Cyril Edward Power and Sybil Andrews
Cyril Edward Power 7 December 1872 – 25 May 1951 was born in London. He trained as an architect
with his father’s firm, won RIBA’s Soane Medallion in 1900; then continued practising until
World War I, when he served with the Royal Flying Corps.
In 1921 he met Sybil Andrews, with whom he maintained a close and somewhat informal working
relationship which lasted some 20 years. Power and Sybil Andrews enrolled at Heatherley’s School of
Fine Art, London in 1925 when he was also elected a Fellow of the Royal Historical Society.
Power also helped Iain McNab and Claude Flight set up The Grosvenor School of Modern Art
in Warwick Square, London. By now Power was busy as a printmaker and watercolourist, showing
at pioneering Redfern Gallery print exhibitions in 1930s. Later in his life he turned to painting in oils
with a palette knife. Exhibited at RA, RBA, Goupil Gallery and Royal Glasgow Institute.
A retrospective exhibition was held at Redfern Gallery in 1998.
I love the way that his rowers here almost look like a stained glass panel or a textile floral print.
Sybil Andrews 19 April 1898 – 21 December 1992 was a printmaker, painter, graphic artist
and educator, who was born in Bury St. Edmonds, Suffolk, England.
She moved to London (England) in 1922. In 1947, she emigrated to Campbell River ,Vancouver Island,
British Columbia, Canada,where she worked, taught and lived for the rest of her life.
Her mediums were the colour linocut, etching, posters, pastels, ink, watercolour, monoprint and oil.
Her subjects were human activity (at work, sports, travel, etc.), figures, animals, genre, allegory,
architecture and landscape. Her style was Art Deco, Futurism, Cubism and Vorticism.
Her work is identified by a simple format, clean lines, distortion, vivid colours, drama and rhythm.
She said “The colour linocut was just the medium for me, being interested in dynamics and ideas
and patterns… It is impossible to be fussy with lines, you have to simplify, you are forced to simplify
your idea to its fundamentals.”
Andrews produced 76 linocuts in her life, of which 43 were made from 1929 to 1939, which is considered
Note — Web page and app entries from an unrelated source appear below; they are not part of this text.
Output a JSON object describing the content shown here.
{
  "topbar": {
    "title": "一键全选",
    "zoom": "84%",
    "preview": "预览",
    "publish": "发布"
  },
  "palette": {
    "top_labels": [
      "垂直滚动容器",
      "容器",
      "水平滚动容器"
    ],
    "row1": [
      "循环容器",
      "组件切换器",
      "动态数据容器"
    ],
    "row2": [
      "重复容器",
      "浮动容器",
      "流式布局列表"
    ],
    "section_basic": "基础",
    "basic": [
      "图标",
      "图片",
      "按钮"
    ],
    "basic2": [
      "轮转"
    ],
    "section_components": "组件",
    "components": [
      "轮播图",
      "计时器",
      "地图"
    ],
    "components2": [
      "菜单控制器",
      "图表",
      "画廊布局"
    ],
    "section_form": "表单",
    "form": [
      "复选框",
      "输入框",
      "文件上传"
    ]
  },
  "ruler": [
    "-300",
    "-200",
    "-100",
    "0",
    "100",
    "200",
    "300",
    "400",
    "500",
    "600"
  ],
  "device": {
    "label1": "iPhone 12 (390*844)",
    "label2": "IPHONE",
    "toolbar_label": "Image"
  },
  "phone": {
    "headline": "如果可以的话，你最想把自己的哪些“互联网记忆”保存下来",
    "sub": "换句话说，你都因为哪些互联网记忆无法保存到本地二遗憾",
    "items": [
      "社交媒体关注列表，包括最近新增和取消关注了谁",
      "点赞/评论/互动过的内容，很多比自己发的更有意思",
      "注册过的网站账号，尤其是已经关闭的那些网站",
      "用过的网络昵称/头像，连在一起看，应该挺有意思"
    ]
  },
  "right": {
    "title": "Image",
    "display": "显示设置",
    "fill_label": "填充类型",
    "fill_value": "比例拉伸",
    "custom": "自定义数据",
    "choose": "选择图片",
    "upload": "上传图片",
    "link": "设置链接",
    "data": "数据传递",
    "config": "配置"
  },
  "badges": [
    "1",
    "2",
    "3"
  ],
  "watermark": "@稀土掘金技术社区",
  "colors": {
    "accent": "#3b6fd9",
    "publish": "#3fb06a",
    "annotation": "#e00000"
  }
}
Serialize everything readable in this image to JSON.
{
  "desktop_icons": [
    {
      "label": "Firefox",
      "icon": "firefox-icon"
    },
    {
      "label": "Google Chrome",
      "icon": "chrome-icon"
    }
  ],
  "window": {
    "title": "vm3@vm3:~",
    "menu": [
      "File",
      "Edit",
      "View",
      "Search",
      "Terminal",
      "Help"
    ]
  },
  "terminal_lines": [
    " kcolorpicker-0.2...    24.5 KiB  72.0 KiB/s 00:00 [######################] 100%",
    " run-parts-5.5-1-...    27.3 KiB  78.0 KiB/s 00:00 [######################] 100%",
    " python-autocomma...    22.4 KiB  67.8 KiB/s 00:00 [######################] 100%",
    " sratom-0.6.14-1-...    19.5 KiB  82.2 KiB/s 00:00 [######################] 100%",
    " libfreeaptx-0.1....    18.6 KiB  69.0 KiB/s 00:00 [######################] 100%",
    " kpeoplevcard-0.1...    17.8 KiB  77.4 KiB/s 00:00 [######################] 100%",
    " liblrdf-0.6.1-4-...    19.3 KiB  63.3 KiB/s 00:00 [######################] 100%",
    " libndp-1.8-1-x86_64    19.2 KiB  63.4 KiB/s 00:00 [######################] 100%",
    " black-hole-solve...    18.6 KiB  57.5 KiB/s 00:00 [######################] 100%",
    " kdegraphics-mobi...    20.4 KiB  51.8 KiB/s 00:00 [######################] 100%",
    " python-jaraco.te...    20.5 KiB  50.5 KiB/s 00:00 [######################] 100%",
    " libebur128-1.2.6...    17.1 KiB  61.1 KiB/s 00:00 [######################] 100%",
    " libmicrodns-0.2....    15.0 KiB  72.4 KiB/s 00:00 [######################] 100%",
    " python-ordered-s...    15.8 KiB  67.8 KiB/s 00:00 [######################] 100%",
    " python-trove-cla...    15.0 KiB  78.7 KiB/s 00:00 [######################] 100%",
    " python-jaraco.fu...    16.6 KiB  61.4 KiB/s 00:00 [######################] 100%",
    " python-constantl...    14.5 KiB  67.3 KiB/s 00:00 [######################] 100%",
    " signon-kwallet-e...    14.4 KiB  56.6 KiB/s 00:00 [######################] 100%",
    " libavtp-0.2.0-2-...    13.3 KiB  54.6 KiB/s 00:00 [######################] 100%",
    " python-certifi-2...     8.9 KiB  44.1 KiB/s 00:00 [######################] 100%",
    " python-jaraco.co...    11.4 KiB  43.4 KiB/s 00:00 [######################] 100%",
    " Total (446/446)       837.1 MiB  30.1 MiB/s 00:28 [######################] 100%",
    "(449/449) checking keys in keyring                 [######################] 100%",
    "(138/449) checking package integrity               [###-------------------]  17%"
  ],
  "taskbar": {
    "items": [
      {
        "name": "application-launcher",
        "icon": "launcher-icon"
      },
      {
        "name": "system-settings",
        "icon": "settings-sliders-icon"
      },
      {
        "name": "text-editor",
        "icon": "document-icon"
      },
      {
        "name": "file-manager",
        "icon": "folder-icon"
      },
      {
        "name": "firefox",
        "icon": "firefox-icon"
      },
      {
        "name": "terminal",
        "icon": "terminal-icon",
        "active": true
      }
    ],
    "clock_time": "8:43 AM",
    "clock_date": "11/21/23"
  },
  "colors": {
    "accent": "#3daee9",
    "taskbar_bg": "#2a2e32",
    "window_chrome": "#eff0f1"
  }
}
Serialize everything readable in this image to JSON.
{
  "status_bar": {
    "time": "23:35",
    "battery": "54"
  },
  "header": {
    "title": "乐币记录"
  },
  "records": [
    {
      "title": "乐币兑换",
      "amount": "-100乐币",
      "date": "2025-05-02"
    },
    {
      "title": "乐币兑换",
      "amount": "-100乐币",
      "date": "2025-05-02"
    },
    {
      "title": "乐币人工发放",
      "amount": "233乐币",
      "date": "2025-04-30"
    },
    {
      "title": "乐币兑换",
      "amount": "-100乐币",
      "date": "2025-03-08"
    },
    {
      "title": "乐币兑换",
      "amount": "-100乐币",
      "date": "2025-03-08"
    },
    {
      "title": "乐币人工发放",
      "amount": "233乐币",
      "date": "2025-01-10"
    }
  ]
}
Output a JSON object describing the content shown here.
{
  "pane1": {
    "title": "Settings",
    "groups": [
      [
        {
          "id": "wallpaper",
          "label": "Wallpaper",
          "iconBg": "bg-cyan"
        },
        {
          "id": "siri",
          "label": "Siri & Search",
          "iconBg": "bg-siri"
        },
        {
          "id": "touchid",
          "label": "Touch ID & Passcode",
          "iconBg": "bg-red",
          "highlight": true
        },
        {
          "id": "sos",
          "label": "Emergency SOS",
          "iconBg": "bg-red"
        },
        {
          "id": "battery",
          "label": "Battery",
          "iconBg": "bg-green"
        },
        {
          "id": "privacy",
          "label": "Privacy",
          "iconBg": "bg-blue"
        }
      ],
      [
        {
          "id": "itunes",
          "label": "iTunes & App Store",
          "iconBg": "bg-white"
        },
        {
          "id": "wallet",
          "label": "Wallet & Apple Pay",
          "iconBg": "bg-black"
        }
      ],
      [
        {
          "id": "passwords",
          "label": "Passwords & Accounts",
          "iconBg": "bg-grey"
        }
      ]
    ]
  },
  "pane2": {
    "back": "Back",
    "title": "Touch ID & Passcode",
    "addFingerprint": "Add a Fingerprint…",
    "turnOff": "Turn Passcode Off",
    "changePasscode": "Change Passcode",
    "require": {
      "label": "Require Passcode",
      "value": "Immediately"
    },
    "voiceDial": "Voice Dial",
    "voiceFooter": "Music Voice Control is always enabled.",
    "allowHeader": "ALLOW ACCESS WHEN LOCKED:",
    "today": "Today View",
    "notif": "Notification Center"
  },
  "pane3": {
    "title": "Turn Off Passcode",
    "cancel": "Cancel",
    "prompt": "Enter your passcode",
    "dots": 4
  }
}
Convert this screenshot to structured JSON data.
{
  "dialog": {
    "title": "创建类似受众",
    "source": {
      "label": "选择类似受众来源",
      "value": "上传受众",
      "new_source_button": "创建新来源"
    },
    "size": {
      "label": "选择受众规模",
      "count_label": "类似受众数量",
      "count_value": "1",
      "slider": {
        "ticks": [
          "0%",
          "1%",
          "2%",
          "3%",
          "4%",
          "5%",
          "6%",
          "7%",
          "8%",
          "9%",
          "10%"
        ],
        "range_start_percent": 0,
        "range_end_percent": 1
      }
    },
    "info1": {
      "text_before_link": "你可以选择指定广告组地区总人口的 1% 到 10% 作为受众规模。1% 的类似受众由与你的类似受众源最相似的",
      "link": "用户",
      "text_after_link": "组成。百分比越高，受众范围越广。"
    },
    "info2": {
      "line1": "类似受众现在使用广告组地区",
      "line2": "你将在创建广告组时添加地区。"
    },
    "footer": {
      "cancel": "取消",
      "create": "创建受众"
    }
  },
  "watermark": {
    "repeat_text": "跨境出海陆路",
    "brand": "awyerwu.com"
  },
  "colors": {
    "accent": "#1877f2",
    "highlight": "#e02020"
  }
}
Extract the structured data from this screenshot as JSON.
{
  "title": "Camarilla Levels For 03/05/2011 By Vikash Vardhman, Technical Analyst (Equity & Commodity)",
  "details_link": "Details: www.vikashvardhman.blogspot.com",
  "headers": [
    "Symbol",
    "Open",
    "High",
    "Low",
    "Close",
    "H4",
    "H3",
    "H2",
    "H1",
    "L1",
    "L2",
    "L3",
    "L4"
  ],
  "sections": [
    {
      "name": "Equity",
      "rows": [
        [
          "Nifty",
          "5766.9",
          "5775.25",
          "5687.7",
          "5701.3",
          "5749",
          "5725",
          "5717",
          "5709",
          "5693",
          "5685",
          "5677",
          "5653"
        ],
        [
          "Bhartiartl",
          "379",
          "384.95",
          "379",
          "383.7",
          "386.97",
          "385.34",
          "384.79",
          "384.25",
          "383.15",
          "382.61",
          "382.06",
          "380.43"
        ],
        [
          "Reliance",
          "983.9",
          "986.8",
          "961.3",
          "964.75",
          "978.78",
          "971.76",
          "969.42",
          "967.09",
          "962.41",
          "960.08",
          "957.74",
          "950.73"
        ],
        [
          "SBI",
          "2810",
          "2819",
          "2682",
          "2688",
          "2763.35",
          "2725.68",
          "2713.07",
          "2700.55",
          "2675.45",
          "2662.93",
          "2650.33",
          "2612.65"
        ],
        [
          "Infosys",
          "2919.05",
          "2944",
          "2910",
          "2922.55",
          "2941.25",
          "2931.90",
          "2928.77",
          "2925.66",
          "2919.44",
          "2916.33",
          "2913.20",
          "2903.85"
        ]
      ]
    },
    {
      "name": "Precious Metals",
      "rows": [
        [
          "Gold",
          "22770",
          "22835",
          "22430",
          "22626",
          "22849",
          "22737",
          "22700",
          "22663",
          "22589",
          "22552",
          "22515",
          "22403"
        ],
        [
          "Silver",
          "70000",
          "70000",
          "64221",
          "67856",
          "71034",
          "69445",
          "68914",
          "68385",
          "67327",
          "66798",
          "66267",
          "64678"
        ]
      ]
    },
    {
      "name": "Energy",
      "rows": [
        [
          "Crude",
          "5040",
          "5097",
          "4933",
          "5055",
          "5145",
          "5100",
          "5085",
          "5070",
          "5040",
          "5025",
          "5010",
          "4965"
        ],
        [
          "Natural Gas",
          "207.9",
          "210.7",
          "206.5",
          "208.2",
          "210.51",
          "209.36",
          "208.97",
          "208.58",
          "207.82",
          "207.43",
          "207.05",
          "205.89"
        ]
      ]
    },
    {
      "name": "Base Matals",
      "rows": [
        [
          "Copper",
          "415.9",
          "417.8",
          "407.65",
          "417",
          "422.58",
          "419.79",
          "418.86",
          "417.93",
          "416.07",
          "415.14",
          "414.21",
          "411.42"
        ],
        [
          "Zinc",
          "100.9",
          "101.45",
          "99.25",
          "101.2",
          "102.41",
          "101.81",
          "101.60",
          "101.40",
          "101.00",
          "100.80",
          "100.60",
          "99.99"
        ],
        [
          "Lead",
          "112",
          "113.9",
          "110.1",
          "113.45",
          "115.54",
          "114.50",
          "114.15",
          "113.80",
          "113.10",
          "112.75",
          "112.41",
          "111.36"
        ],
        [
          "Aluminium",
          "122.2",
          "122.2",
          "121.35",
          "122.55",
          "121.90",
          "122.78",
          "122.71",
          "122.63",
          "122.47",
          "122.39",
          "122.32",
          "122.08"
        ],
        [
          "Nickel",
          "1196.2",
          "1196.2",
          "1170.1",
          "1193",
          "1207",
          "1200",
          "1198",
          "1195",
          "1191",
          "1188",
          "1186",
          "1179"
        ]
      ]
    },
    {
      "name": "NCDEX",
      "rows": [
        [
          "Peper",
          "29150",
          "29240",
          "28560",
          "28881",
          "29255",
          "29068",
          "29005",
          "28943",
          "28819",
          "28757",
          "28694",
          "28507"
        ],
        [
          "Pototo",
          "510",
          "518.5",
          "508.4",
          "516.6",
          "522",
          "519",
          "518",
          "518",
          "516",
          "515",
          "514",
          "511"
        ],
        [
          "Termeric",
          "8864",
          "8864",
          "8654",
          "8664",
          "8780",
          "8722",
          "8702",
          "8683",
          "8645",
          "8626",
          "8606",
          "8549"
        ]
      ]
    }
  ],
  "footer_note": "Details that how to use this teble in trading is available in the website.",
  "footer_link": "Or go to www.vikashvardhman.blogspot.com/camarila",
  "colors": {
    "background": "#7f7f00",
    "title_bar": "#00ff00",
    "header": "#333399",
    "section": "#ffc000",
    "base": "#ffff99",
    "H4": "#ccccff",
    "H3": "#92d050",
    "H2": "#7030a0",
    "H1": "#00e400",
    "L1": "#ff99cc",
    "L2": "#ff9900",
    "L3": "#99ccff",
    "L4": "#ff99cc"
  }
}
to be her best period. Her work with figures on the land is both dynamic and a real capture of the times.
I love the way she captures the striding ploughing horses from such a low perspective that it makes them
appear to be thundering towards you whilst working the land. Great dynamic illustration.
Naturally Cyril and Sybils’ work went on to be very influential. It strikes me of an odd joining of russian
war posters mixed with the beauty of a Samuel Palmers’ rustic landscape ! lol